Exercise
Within the entries below, every line containing "floor" is to be copied.

[Extracted material Boundary: Start]

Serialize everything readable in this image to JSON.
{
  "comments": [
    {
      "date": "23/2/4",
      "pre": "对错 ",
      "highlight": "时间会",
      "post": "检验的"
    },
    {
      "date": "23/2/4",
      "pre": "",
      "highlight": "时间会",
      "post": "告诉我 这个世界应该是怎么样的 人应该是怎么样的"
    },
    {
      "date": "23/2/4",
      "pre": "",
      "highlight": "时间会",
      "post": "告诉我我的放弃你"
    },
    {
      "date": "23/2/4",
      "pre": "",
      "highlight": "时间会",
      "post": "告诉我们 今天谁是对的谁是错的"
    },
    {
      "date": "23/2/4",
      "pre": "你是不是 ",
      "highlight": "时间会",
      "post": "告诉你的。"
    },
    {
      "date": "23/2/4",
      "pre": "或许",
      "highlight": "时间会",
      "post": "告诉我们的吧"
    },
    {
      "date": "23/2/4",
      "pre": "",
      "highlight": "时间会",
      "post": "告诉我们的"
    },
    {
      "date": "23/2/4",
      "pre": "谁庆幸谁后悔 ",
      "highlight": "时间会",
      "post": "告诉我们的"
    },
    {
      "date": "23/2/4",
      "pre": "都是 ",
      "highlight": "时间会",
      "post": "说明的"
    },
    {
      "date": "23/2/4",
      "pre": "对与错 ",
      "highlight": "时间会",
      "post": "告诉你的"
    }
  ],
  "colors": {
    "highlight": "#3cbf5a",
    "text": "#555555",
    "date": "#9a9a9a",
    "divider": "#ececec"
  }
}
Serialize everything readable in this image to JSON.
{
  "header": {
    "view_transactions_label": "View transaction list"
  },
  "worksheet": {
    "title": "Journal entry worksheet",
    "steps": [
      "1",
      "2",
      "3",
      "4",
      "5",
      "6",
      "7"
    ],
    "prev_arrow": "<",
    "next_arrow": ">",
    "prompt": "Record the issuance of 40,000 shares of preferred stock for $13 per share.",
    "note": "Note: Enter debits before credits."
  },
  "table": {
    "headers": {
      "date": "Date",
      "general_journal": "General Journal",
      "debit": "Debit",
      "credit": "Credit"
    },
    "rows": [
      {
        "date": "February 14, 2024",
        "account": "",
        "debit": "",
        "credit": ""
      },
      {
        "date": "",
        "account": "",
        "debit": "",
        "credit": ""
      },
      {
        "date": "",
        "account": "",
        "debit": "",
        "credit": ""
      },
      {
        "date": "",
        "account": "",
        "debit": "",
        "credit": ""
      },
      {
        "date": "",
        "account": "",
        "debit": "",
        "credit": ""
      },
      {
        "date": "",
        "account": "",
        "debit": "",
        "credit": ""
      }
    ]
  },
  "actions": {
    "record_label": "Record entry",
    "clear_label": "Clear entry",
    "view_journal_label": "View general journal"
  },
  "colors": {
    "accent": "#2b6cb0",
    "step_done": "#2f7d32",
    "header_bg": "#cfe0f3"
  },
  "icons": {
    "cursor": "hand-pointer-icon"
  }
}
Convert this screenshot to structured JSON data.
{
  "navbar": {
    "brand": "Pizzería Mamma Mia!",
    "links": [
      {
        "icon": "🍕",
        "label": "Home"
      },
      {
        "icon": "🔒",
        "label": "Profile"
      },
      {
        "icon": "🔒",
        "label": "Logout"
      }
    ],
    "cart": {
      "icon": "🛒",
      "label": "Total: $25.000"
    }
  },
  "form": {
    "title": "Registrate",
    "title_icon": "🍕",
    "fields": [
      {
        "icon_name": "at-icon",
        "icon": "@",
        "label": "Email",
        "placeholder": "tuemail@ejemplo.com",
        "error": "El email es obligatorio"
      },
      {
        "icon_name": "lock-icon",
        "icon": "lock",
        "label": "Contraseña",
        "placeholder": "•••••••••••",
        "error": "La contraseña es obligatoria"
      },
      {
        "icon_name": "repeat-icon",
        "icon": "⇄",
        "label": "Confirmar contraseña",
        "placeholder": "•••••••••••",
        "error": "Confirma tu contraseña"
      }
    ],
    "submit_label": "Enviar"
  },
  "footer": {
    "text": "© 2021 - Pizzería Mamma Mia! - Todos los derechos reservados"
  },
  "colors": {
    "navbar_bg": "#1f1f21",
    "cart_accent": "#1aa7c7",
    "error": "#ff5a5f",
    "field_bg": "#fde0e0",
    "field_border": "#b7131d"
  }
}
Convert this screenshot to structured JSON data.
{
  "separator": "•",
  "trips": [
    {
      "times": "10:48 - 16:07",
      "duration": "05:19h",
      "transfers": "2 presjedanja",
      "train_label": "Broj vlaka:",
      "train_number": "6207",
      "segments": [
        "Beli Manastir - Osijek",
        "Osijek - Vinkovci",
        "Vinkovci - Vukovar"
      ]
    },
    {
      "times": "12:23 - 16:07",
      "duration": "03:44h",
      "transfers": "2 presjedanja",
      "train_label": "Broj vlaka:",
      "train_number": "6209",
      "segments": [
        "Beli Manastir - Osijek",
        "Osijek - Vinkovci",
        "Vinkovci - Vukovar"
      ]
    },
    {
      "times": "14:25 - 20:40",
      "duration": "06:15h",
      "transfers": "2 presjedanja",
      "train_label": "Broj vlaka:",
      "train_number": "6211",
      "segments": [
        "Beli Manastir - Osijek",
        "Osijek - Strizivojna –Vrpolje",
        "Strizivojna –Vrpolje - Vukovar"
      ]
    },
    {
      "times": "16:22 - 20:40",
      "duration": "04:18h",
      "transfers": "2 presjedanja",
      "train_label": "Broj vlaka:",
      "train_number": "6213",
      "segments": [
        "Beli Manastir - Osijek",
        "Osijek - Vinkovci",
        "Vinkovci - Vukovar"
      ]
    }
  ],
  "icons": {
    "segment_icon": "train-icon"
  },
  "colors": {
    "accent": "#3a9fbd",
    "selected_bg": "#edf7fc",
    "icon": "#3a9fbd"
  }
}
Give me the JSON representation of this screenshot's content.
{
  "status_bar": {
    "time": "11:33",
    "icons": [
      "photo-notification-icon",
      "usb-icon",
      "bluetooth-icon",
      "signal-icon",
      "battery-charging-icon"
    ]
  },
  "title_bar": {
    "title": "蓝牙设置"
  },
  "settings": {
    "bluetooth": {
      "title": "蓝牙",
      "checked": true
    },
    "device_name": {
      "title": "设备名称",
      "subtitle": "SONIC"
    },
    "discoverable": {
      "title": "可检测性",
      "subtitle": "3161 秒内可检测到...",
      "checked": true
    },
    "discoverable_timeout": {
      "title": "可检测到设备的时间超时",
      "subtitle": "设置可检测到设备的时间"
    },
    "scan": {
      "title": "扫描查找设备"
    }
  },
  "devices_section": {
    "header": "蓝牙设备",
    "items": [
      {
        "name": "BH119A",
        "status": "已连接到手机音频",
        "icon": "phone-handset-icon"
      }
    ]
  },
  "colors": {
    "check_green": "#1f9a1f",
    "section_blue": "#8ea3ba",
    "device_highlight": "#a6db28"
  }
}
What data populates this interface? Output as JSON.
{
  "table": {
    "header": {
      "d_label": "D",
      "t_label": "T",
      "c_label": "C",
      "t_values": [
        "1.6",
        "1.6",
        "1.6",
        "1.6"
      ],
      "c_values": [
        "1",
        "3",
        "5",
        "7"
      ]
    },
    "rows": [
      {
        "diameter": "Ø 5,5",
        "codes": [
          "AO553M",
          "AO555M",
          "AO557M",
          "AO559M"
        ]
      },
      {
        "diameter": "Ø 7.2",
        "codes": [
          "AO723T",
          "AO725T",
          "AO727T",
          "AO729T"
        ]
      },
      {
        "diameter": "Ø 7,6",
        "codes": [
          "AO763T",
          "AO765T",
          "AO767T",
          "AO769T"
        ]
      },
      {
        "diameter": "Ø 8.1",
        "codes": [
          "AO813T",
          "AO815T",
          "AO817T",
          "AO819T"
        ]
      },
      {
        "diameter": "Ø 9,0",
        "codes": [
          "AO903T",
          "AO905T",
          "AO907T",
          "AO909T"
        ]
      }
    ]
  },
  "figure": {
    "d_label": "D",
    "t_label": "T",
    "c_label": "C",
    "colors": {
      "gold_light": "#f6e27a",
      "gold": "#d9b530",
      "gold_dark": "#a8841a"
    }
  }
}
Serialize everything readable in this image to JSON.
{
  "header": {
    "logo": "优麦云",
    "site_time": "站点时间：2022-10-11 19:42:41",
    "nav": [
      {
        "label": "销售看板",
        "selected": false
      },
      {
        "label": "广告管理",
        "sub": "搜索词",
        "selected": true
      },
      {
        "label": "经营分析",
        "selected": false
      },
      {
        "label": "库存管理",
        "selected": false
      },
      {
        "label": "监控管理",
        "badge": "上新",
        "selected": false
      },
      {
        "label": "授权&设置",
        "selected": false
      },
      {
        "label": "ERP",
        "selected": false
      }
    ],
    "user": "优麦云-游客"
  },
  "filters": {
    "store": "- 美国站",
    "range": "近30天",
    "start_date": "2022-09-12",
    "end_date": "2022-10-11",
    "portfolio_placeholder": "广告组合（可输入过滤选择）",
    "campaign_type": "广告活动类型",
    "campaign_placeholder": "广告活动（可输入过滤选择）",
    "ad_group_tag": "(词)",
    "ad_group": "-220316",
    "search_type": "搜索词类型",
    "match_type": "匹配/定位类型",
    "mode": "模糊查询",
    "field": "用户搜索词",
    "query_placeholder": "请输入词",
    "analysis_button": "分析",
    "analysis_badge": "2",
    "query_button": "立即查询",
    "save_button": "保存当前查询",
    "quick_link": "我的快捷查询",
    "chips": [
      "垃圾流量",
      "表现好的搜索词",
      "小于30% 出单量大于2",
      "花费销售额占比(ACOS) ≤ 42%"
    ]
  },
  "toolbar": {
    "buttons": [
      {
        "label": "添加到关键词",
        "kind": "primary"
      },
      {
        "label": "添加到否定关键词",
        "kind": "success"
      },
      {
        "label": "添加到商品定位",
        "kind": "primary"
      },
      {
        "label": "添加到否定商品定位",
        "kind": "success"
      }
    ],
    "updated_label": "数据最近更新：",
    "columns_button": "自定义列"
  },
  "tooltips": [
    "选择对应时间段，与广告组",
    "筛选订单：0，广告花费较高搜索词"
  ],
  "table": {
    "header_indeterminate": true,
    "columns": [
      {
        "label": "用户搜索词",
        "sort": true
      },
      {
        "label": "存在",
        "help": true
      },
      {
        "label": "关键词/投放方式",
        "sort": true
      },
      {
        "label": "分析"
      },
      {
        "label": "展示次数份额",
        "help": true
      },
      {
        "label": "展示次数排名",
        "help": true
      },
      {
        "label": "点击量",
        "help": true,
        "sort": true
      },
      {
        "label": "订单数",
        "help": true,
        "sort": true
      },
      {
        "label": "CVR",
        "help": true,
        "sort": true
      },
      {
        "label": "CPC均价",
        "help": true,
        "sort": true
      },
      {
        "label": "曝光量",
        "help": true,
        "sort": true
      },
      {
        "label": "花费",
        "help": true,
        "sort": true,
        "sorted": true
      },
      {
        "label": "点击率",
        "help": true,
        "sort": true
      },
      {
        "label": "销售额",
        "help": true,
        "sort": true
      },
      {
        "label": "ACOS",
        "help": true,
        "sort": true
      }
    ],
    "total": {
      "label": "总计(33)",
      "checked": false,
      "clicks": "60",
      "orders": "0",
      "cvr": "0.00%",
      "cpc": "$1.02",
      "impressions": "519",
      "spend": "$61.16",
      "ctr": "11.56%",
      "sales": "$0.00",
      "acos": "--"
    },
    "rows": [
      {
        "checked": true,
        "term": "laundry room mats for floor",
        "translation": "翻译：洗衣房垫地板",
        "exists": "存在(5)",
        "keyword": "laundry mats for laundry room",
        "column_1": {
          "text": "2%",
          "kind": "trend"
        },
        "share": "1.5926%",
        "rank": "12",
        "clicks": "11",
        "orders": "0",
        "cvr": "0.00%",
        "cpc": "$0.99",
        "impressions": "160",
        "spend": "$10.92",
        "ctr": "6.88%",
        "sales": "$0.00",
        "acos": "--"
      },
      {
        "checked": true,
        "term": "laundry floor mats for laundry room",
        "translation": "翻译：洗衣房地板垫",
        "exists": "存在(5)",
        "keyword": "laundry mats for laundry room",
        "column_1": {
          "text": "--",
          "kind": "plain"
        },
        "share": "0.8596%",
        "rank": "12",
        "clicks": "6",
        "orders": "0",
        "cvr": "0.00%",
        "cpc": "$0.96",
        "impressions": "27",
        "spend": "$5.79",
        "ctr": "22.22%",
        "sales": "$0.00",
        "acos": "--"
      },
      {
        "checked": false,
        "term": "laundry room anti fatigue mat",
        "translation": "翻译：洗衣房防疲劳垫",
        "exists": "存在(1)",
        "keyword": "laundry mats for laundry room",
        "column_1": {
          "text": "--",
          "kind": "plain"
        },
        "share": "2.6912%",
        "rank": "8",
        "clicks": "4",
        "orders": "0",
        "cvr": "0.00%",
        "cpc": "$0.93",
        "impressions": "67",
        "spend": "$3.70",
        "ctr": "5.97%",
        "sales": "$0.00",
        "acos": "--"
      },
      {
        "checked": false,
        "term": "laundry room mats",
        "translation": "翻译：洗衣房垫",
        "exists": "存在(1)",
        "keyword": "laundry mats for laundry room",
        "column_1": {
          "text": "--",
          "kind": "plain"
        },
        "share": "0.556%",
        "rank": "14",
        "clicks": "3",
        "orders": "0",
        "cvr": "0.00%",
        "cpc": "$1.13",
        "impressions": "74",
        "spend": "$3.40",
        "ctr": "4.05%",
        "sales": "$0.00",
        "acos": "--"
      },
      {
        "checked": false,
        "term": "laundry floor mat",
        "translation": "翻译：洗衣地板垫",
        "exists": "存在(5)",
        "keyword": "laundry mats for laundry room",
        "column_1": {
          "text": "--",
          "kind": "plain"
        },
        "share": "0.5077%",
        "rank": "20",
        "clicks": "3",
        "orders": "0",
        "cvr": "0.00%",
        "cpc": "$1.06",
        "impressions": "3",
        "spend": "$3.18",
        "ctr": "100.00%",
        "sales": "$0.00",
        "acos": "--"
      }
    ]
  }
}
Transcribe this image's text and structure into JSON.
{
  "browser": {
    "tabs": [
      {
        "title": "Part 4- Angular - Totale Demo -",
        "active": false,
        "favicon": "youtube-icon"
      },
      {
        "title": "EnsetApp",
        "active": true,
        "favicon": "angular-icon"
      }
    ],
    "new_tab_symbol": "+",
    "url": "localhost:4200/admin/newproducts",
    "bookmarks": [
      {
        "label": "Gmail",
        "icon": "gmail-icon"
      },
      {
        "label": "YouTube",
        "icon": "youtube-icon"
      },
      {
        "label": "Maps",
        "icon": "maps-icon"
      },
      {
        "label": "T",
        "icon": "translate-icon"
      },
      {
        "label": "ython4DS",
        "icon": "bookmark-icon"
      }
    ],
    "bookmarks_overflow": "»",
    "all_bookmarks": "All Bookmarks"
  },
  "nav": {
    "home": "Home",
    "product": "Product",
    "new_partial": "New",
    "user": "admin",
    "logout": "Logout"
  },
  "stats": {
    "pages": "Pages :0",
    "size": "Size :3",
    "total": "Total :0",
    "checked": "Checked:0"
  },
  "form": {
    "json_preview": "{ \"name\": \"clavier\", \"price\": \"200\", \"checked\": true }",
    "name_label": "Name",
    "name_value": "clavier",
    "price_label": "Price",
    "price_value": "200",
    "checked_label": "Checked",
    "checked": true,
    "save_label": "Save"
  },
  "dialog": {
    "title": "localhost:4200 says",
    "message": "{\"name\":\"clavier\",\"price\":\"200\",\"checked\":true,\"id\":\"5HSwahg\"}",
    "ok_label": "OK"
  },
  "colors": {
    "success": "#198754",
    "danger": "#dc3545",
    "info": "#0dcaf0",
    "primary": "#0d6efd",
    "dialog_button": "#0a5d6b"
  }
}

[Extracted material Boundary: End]

Task solution
        "term": "laundry room mats for floor",
        "term": "laundry floor mats for laundry room",
        "term": "laundry floor mat",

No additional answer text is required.